Epithelial-myoepithelial carcinoma of the lung (EMECL) is a very rare histologic form of malignant epithelial neoplasm ("carcinoma") arising from lung tissue.
Mucinous cystadenocarcinoma of the lung (MCACL) is a very rare malignant mucus-producing neoplasm arising from the uncontrolled growth of transformed epithelial cells originating in lung tissue.
Giant-cell carcinoma of the lung (GCCL) is a rare histological form of large-cell lung carcinoma, a subtype of undifferentiated lung cancer, traditionally classified within the non-small-cell lung carcinomas (NSCLC).
Endocrine oncology refers to a medical speciality dealing with hormone producing tumors, i.e. a combination of endocrinology and oncology.
Basaloid squamous cell carcinoma (Bas-SqCC) is an uncommon histological variant of lung cancer composed of cells exhibiting cytological and tissue architectural features of both squamous cell lung carcinoma and basal cell carcinoma.

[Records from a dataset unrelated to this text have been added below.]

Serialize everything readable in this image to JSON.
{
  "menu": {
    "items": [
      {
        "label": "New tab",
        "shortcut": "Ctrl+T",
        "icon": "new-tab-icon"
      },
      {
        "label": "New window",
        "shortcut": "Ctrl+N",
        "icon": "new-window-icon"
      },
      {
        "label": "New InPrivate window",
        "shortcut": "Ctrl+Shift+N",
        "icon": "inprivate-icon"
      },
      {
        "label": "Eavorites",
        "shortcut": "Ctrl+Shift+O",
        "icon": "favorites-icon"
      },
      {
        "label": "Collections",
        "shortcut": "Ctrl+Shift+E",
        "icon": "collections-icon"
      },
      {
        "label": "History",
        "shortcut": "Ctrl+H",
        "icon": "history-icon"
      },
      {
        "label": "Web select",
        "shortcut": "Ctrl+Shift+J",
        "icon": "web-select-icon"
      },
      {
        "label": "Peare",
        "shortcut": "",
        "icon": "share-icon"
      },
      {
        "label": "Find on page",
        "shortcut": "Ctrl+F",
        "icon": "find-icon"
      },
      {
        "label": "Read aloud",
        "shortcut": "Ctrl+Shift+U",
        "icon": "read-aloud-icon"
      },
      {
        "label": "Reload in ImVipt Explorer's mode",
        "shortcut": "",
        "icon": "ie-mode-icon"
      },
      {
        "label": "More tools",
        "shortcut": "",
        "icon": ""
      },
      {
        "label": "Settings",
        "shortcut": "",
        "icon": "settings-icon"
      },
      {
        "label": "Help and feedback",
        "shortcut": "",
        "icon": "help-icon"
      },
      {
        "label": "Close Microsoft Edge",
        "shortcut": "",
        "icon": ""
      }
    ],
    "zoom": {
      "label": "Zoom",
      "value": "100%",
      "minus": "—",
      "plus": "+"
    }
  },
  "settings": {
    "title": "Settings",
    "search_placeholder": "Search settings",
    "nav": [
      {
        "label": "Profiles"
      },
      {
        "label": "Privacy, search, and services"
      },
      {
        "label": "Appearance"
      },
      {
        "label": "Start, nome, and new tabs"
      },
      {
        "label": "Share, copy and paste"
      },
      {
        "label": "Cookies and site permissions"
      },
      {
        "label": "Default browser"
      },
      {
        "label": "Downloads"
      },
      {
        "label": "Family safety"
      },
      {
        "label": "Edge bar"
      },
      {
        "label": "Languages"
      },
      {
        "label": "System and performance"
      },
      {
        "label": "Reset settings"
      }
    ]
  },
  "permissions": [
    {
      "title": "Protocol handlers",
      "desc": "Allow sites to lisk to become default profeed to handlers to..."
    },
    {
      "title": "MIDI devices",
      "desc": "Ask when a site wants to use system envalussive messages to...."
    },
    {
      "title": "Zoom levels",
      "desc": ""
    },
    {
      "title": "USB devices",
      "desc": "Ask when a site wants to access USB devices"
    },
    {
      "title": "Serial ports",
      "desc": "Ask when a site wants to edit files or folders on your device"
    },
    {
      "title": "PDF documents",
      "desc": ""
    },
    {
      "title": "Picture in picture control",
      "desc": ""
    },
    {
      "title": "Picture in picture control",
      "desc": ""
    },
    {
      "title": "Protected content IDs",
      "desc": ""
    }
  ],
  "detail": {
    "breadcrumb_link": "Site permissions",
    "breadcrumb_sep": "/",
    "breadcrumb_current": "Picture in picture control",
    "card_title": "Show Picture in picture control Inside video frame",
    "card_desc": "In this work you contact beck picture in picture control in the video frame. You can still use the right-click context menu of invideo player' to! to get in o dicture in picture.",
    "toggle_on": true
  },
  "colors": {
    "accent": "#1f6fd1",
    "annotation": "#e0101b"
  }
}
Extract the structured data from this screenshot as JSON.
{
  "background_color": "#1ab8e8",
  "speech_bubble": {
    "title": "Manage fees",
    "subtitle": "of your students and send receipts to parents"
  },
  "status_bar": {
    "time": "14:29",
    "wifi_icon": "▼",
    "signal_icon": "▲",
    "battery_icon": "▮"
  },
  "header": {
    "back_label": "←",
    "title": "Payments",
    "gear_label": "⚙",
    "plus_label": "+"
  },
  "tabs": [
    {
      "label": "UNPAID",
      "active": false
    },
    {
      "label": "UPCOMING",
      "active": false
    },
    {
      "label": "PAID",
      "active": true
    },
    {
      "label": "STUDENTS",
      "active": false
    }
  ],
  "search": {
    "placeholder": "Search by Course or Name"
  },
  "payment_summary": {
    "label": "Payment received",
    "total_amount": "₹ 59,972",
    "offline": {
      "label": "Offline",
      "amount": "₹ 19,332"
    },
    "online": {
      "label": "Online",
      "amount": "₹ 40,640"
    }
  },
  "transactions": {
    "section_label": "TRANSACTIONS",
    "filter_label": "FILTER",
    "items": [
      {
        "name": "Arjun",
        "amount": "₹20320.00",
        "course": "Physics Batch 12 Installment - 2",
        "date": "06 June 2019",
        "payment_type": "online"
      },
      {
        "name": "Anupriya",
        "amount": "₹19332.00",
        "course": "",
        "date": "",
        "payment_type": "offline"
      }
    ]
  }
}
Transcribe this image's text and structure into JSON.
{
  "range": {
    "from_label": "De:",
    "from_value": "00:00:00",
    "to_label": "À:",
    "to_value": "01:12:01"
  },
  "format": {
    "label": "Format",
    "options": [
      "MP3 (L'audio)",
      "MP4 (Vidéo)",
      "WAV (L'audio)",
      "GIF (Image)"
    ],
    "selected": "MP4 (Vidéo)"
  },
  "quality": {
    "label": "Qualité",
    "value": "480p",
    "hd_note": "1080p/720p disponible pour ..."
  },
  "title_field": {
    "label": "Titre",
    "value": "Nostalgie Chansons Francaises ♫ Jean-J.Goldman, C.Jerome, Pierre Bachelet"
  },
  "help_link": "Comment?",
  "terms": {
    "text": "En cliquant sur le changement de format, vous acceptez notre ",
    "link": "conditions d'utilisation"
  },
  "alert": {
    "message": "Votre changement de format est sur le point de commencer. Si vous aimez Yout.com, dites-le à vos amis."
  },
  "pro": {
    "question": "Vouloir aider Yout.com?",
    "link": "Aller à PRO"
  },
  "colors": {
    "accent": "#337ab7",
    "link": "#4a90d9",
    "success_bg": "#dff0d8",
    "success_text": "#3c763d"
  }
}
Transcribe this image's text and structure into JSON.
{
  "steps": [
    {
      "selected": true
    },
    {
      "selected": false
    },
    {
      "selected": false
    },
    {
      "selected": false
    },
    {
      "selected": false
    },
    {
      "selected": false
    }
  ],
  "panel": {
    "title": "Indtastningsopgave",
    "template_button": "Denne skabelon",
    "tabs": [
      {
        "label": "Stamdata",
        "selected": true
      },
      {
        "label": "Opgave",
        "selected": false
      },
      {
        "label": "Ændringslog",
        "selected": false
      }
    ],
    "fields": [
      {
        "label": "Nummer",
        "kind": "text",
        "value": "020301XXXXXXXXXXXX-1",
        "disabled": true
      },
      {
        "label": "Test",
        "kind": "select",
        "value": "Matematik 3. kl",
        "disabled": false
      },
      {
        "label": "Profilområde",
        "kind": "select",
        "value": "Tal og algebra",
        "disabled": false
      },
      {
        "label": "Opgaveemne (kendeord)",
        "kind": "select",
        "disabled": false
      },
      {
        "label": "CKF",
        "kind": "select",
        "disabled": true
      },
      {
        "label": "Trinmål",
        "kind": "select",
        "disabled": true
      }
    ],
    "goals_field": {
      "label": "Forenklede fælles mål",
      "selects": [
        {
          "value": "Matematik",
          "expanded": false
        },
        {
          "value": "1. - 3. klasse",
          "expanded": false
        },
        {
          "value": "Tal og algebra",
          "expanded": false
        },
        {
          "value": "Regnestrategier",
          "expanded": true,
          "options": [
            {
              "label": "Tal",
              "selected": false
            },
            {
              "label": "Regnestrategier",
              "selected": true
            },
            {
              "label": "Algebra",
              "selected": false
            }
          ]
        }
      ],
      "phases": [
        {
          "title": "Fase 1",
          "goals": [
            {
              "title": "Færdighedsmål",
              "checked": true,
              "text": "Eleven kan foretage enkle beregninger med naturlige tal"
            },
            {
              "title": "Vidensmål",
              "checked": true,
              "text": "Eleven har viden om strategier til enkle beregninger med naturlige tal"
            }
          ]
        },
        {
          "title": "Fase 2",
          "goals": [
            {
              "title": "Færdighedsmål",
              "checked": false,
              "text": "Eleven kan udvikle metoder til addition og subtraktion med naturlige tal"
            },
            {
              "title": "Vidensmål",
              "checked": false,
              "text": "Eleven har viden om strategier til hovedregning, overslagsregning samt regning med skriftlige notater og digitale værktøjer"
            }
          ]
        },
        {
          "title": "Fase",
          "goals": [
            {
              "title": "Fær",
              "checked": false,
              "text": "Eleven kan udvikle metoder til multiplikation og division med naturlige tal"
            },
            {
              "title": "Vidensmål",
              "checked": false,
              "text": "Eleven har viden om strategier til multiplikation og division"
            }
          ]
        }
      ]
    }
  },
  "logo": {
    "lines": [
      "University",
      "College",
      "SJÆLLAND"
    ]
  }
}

Diffuse idiopathic pulmonary neuroendocrine cell hyperplasia (DIPNECH) is a diffuse parenchymal lung disease which often presents with symptoms of cough and shortness of breath. The pathological definition published by the World Health Organization is “a generalized proliferation of scattered single cells, small nodules, or linear proliferations of pulmonary neuroendocrine (PNE) cells that may be confined to the bronchial and bronchiolar epithelium.” The true prevalence of this disease is not known. To date, just under 200 cases have been reported in the literature. However, with an increase in recognition of this disease by radiologists and pulmonologists, the number of cases has been increasing. DIPNECH predominantly affects middle-aged women with slowly progressive lung obstruction. DIPNECH is usually discovered in one of two ways: 1) as an unexpected finding following a lung surgery; or 2) by evaluation of a patient in a pulmonary clinic with longstanding, unexplained symptoms.